Pain can come from the tumor itself or may be a result of cancer treatment. Pain from a tumor can be a result of the tumor growing and spreading to the bones or other organs, and putting pressure on and damaging nerves. Pain from surgery is normal and may persist for months or years. Common procedures that cause pain afterward include mastectomy (removal of the breast and, occasionally, the surrounding tissue), chest surgery, neck surgery and amputation of a limb (stump pain). Phantom pain is perceived pain in an organ or limb that has been removed. Pain may develop after radiation therapy and go away on its own. It can also develop months or years after treatment, especially after radiation therapy to the chest, breast or spinal cord. Certain chemotherapeutic drugs can cause pain along with numbness in the fingers and toes. Usually this pain goes away when treatment is finished, but sometimes the damage can be permanent.

Skin Problems

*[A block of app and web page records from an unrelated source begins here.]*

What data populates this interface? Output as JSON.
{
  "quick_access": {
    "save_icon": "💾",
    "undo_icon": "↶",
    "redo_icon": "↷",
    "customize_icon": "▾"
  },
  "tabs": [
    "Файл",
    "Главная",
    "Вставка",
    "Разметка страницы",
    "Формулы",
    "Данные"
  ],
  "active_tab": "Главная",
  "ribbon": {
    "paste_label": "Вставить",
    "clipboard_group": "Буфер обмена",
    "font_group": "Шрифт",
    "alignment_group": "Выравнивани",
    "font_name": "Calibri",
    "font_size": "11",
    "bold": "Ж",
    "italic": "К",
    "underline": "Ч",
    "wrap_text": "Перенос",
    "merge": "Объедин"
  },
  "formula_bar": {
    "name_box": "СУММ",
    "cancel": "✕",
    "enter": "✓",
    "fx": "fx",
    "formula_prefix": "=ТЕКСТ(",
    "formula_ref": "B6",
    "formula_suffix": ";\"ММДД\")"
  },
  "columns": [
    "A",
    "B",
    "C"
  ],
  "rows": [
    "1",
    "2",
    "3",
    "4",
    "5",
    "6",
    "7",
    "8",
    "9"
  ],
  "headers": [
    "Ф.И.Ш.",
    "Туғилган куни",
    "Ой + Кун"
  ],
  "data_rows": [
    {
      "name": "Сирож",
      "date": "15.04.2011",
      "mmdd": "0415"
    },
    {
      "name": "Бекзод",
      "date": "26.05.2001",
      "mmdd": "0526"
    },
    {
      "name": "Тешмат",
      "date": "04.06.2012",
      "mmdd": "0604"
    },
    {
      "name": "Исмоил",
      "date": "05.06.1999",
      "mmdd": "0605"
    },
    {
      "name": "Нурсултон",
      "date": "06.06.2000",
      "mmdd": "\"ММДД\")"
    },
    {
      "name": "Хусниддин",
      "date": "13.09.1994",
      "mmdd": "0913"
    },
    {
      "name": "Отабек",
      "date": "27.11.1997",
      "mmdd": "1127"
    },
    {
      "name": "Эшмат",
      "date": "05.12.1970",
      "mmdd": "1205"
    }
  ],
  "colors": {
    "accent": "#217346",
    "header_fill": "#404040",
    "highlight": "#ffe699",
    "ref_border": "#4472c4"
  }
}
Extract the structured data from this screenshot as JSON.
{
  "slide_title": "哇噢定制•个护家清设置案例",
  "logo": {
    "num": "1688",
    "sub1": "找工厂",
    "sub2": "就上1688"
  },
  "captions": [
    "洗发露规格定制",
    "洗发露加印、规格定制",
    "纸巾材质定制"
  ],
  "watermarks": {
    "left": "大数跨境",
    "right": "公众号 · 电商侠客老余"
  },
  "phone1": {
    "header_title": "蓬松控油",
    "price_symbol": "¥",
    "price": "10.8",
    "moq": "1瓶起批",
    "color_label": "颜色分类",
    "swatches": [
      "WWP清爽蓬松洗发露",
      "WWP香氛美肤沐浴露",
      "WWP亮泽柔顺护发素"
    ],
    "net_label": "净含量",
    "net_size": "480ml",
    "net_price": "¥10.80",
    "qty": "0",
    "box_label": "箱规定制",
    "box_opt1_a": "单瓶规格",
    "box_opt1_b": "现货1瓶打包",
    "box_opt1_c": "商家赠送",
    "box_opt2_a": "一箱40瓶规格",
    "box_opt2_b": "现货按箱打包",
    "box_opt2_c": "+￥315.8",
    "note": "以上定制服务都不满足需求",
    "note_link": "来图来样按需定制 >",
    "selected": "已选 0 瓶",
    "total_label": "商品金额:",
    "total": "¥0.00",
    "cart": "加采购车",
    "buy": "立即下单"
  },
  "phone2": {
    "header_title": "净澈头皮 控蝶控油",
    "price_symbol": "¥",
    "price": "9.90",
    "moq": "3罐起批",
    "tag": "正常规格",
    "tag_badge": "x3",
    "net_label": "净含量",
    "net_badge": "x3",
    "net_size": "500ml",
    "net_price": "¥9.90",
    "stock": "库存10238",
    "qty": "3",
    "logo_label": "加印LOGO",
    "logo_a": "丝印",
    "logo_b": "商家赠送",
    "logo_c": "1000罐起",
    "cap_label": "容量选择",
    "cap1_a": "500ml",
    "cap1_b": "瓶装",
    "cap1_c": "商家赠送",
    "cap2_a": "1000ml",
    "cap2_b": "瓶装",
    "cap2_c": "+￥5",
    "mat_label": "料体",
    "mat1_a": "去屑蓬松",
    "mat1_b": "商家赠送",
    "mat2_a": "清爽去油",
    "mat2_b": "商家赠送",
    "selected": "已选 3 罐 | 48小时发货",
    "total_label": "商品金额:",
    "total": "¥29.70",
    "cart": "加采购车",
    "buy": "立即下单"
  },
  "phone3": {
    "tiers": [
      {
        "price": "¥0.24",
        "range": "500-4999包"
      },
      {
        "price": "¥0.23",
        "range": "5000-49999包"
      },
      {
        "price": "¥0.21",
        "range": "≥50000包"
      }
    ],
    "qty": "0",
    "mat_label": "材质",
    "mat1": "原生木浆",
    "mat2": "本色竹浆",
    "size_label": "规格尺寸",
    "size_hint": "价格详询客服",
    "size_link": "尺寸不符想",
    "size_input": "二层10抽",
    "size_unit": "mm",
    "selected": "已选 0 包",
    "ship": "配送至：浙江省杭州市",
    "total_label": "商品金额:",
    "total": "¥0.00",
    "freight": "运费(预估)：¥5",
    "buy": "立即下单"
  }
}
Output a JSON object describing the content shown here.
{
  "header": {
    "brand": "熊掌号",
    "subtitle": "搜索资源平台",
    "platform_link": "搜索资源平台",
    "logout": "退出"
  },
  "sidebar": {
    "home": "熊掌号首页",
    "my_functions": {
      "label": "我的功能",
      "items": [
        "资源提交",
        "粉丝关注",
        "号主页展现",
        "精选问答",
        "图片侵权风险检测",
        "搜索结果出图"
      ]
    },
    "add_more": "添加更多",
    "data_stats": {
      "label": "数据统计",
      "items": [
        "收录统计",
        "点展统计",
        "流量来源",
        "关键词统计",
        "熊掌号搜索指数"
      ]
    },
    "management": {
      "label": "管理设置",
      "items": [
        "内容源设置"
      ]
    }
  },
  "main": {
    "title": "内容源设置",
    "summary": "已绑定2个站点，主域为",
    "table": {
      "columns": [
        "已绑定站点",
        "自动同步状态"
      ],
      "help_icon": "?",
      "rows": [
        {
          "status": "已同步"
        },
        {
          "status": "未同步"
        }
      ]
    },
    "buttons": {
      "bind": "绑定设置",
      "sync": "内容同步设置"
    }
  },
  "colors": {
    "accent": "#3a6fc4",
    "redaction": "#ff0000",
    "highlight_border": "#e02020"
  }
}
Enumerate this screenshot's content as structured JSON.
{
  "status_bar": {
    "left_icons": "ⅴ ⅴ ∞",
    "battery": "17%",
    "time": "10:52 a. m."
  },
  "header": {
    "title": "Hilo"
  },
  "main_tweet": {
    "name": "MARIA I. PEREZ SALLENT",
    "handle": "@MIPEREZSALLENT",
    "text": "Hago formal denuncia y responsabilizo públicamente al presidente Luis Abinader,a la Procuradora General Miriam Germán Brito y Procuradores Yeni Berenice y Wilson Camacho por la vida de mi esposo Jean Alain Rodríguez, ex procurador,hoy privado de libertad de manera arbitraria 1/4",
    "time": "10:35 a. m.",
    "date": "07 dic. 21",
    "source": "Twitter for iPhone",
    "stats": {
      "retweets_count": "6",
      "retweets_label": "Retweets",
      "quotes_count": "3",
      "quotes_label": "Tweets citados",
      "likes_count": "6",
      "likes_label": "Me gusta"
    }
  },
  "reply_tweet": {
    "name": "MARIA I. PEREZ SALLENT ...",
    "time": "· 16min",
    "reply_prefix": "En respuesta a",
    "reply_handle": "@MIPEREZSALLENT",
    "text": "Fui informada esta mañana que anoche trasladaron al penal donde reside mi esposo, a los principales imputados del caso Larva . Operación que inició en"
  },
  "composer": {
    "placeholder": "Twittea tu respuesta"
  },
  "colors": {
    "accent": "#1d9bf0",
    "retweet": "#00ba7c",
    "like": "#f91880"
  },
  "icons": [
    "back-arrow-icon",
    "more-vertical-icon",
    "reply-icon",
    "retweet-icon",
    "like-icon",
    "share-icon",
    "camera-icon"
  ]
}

The skin is an organ system that contains many nerves. Because of this, skin problems can be very painful. Because the skin is on the outside of the body and visible to others, many patients find coping with skin problems especially difficult. Because the skin protects the inside of the body from infection, skin problems can often lead to other serious problems. As with other side effects, prevention or early treatment is best. In other cases, treatment and wound care can often improve pain and quality of life. Skin problems can have many different causes, including chemotherapy leaking out of the intravenous (IV) tube that can cause pain or burning, peeling or burned skin caused by radiation therapy, and/or pressure ulcers (bed sores) caused by constant pressure on one area of the body.